Startup Edmonton Receives Money To Maintain Local Student Talent

The Edmonton Economic Development Corporation (EEDC), which conducts Startup Edmonton, is receiving $250,000 in the City of Edmonton to help it to hire new members for local campuses.

The money will go to Edmonton Economic Development Corporation, which conducts StartUp Edmonton, to employ people to work local campuses, the city council decided Tuesday.

Cheryll Watson, vice-president of Innovate Edmonton, informed the council that employers from different cities are hiring graduates here, taking local talent tech firms so badly need.

Coun. Aaron Paquette noted that $250,000 isn’t a large appeal but wondered why the job could not be accomplished by universities, tech firms or with existing resources at EEDC.

“I don’t understand why we need three full-time employees to let students know that StartUpEdmonton exists,” he explained.”I think that for an organization that’s all about innovation, maybe it would be nice to see some of that in action.”

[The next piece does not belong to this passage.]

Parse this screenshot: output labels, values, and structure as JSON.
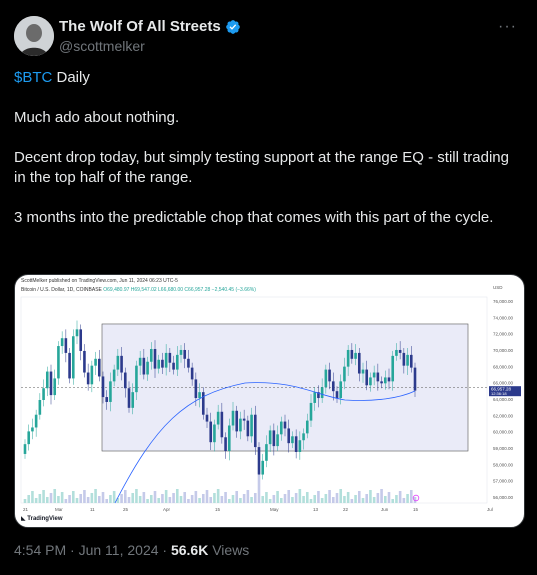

Tiffany Linke Boyko, CEO of Startup Edmonton

Startup Edmonton provides mentorship, apps, workspace, and talent to assist Edmonton-based startups. The company claims its associates and affiliate companies have developed over $100 million since 2009 and have observed over 70,000 attendees in its various events, programs, and workshops, for example, its 1,500 members since launching its campus at 2012.

“Edmonton has some of the world’s greatest post-secondary institutions,” Watson told BetaKit. “We hear the time, and again that talent retention is a problem Edmonton needs to overcome. We have some of the best and brightest students and look forward to harnessing their potential.”

“Before founding Granify, I was CEO of two other technology companies between 2002 and 2008,” said Jeff Lawrence, founder, and CEO of Granify. “The level of readily available support for startup and growth stage entrepreneurs is truly night and day between then and now. Startup Edmonton has been the major driver of this change.”

Council accepted $647,000 for the city’s share in designing a centralized energy program, connecting ten buildings downtown to start. Produced by ENMAX using natural gas to make heat and electricity, the system is meant to reduce greenhouse gas emissions through greater efficiency.

The first buildings include City Hall, the downtown library, Chancery Hall, the Edmonton Conference Centre, and Citadel Theatre.

The initial phase is projected to cost $45 million, with the bulk of the investment coming from ENMAX.

The city estimates it would contribute roughly $2 million total while looking for $15 million investments from other levels of government.